Breaking down the barriers to employment leads to new qualifications

When Rhiannon Rimmer, 22, signed up for a Moving On, Moving In (MOMI) course with Aspire Housing, little did she know the impact it would have on her family. Rhiannon and her partner Matt Richardson, 24, couldn’t afford the rent in their private property, so they applied for social housing with Aspire and Rhiannon got onto the MOMI course which prepares tenants for their move. It was during a session at the course in September 2011 that she met employment and skills advisor Kay Fryer who helped her to write a CV.

“I told Kay that Matt had been self-employed in building maintenance but due to the recession, work started to die out.”

Kay met Matt and found the main problem was with Matt’s electrical qualifications being out of date and he couldn’t afford the refresher training.

Kay successfully applied for a bursary of £280 for Matt to receive training. Matt is now working at the University Hospital of North Staffordshire as an electrician.

“Through Aspire we were able to see the light at the end of the tunnel. We’ve now moved into an Aspire home in Poolfields, I have full time work, and Rhiannon can afford to look after daughter Lizzie at home.”

Work experience opens the door to an apprenticeship

Young people across PM Training’s sites have gone on to find full time employment following their apprenticeships. Take Alice Reynolds, who wanted to gain both work experience as well as a qualification at PM Training’s Shelton centre. “The only thing I’d done before was waitressing,” said Alice, “so this was a new world for me. Within a fortnight of my interview I found myself on the PM programme, aiming to do an apprenticeship in business administration.”

Alice impressed the tutors and was soon offered work experience at George Birchall Services Ltd. Alice did so well at Birchall’s that she never left. After completing her two-year apprenticeship within 15 months, she was offered a full time position as assistant administrator. UK Service Director Chris Windass said: “Thanks to our partnership with PM Training, Alice has proved to be a great asset to the company.”

Tips and advice about CV writing leads to new job

Aspire Housing customer Gareth Hawkins, 45, had enjoyed working for 28 years, first as a machine setter, then in maintenance, so it was a real shock when he was made redundant. “It was very daunting,” said Gareth, who lives in Newcastle. “I had been so used to working, then all of a sudden I wasn’t wanted any more.” He was referred to Kay Fryer, an employment and skills advisor.

While looking for a job Gareth visited Poolfields employment project. “I hadn’t written a CV in 28 years, but Kay gave me lots of advice and soon got me back on track.” After a course, Gareth was offered a job as a warehouse operative. Gareth encourages anyone looking for work to never give up.

“There is help out there – never be afraid to ask – Aspire Housing will help you get a job.”

A Fairy Job Mother project in Staffordshire has come to the rescue of a young mum whose lack of confidence was holding her back.
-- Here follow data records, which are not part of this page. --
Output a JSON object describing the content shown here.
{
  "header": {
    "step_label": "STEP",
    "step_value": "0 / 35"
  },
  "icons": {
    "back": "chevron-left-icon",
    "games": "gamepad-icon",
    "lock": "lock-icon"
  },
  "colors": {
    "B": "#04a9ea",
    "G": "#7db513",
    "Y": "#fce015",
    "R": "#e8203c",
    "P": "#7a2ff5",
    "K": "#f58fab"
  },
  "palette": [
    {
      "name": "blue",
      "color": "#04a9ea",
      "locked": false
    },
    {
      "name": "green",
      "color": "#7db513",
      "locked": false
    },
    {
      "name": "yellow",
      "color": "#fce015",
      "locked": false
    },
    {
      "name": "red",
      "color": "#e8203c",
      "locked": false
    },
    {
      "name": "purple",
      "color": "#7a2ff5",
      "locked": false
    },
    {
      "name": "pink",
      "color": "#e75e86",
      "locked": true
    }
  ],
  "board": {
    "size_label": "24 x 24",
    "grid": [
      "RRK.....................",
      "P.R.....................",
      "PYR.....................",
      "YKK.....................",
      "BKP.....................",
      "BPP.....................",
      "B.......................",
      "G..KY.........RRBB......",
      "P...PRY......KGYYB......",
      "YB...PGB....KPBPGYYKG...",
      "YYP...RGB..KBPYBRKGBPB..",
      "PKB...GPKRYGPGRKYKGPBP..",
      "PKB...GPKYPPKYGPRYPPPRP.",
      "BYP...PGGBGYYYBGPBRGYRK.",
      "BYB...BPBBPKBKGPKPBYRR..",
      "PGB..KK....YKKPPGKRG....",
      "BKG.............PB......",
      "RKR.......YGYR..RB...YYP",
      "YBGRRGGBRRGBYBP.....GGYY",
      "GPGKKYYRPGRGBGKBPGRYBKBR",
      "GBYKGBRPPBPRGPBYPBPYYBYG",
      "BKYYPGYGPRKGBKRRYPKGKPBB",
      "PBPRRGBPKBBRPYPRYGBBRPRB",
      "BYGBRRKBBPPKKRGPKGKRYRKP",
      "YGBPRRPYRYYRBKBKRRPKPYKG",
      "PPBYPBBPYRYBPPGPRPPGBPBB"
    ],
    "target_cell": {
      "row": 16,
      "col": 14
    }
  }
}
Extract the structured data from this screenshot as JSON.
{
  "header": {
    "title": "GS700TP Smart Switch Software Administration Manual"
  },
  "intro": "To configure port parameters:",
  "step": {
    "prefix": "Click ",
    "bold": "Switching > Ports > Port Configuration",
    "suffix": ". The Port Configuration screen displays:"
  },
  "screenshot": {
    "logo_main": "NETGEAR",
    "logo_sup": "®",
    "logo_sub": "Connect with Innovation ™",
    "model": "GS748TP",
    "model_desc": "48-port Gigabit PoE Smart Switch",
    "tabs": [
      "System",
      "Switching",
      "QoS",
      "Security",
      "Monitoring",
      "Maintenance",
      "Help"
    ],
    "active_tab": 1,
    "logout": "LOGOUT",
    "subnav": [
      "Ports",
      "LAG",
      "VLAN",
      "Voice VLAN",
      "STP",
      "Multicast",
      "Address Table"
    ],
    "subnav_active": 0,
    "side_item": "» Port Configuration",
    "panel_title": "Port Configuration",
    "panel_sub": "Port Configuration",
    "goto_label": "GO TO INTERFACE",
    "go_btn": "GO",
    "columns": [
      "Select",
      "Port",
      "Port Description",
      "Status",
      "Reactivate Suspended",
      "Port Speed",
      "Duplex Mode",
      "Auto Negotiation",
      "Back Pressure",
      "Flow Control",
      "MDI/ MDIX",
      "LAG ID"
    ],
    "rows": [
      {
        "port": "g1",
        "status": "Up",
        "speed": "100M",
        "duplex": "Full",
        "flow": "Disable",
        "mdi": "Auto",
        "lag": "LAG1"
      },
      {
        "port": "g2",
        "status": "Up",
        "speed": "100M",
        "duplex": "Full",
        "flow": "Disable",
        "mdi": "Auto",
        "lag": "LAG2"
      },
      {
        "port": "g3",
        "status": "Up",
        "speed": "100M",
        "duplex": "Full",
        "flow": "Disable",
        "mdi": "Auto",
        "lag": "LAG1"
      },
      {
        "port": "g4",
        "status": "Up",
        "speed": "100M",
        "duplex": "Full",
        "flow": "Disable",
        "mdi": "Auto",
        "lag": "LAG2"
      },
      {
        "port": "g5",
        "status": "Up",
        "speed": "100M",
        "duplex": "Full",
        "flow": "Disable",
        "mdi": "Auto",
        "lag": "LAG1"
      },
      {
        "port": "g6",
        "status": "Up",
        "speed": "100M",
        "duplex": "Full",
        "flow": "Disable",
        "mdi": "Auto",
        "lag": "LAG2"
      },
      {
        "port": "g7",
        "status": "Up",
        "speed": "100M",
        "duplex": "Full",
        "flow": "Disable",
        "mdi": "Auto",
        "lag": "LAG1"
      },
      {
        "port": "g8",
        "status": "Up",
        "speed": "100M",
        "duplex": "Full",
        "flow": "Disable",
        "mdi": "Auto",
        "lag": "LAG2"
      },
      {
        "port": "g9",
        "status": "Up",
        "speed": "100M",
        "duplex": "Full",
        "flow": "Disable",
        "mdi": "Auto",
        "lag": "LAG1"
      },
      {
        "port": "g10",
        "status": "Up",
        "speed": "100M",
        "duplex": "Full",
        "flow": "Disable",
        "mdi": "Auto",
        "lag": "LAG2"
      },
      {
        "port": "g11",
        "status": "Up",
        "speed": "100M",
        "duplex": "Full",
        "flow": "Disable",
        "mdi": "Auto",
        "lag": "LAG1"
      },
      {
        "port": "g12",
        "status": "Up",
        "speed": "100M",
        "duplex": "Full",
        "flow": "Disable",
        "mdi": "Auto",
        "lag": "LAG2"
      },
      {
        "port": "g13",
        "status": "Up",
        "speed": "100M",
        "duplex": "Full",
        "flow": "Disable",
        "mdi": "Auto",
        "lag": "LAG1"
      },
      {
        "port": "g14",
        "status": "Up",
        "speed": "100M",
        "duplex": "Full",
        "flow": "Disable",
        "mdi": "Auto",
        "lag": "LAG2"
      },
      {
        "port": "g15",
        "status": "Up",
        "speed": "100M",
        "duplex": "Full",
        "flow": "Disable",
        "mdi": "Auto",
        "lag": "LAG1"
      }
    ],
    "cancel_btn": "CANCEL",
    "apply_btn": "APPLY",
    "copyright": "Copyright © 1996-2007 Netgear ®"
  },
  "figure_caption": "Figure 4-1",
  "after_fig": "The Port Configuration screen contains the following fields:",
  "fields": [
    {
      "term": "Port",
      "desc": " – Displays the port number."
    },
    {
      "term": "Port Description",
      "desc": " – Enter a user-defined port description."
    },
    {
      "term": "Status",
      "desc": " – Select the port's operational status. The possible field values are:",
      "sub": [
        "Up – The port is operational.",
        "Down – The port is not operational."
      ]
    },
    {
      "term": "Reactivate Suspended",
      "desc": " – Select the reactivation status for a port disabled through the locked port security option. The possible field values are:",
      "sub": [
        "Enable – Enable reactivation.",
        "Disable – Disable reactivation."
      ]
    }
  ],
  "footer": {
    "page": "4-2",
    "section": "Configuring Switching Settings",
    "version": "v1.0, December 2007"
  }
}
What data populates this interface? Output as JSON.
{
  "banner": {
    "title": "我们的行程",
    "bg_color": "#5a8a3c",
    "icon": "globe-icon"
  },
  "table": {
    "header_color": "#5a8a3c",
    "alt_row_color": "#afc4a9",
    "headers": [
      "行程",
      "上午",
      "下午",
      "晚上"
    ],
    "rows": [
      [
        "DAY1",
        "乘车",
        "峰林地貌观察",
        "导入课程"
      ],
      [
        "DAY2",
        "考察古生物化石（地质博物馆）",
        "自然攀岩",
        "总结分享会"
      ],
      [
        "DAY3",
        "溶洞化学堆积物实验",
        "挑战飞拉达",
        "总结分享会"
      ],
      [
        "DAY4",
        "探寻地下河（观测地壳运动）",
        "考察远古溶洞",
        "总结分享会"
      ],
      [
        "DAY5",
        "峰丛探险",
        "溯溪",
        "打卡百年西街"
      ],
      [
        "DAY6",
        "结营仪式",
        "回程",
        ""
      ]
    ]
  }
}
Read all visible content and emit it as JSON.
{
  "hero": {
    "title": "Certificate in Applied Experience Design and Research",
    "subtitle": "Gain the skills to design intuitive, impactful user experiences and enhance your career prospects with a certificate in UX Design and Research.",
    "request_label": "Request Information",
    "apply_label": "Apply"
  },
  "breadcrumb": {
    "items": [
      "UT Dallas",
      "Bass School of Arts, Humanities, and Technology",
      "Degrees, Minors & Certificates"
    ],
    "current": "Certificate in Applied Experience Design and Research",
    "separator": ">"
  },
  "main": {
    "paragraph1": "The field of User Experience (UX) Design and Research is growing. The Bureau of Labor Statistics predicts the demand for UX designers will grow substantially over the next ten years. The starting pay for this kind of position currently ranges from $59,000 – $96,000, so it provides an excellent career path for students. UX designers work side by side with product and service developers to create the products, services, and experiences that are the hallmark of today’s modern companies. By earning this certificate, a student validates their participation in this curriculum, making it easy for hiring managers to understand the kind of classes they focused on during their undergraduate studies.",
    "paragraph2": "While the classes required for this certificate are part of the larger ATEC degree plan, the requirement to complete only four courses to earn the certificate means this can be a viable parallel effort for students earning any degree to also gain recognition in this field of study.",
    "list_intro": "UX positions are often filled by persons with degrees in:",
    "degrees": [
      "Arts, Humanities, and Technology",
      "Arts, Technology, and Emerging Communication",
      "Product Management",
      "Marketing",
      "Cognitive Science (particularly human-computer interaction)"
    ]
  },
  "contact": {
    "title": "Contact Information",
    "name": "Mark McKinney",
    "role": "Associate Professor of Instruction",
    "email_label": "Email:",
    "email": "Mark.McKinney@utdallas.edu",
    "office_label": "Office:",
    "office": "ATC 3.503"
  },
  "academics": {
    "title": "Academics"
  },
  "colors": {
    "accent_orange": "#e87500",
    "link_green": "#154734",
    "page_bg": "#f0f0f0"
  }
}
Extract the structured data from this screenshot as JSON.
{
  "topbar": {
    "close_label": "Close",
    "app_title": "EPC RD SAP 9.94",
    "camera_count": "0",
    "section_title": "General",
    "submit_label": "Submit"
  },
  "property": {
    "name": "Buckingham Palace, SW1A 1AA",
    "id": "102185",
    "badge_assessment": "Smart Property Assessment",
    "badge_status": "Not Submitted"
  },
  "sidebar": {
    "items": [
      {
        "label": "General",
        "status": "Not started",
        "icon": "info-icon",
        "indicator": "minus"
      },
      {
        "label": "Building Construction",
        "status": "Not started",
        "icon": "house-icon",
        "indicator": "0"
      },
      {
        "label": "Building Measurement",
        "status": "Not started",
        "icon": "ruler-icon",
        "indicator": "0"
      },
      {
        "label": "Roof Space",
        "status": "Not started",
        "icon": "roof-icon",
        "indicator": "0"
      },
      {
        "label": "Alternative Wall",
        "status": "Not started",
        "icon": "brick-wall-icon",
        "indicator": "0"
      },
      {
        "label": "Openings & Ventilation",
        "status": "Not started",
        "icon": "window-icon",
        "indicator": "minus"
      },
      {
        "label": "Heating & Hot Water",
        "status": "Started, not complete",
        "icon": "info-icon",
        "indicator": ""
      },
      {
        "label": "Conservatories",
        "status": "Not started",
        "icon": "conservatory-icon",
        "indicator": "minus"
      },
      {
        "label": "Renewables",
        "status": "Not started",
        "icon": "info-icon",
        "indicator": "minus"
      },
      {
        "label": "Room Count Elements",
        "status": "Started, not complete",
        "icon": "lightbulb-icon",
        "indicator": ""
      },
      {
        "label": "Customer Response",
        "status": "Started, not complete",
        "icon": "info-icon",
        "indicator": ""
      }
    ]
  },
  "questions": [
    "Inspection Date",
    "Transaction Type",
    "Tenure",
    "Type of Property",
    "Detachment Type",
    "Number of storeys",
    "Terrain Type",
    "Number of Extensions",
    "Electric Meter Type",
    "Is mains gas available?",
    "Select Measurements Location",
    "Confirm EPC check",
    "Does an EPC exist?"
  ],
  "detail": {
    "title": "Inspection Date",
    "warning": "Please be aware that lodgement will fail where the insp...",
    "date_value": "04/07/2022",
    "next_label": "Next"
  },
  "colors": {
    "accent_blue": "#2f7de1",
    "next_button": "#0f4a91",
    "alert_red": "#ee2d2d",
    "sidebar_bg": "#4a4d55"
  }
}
Aspire Housing customer Michelle Pickthorne, aged 29, is one of 12 people helped by a year-long employability project.

The scheme run by Aspire Housing between September 2014 and August 2015, was funded by Building Resilient Families and Communities (BRFC) and commissioned by the Greater Chesterton LAP.
It provided bespoke, intensive support to help customers identifying work-related goals, barriers to work, skills gaps and realistic ambitions.
Fairy Job Mother, Kay Fryer, Senior Employment and Skills Advisor at Aspire Housing, said: “Michelle has a hearing impairment and was severely bullied throughout school, leaving her low in confidence and with low self-esteem but she wanted to become a classroom assistant.
“In January 2015, she was referred to the Fairy Job Mother project and I helped her to go on a five-week assertiveness workshop to develop her communication skills and confidence levels.”


Kay Fryer then enrolled Michelle onto an ‘Early Years’ Level 3 course at college, and organised volunteering hours in a primary school.
But due to changes in regulation, anyone wanting to take a Level 3 course must have grade C or above in GCSE maths and English, which Michelle did not have. To resolve this, Kay found day classes at Stoke-on-Trent College in GCSEs, arranged childcare and helped Michelle successfully apply for a Realise Foundation bursary for a laptop and IT package. The Fairy Job Mother project has delivered a clear, step-by-step action plan for Michelle’s future ambitions and she can see how to get where she wants to be.
Michelle said: “Thank you to Kay, she’s really supported me and she’s given me a chance to do something with my life. It’s going to benefit my kids in the long run and that’s what matters most.”
The project helped four people into work, one into further education and one into the work programme. The remaining six are still being supported by the employment and skills team at Aspire Housing as they seek employment.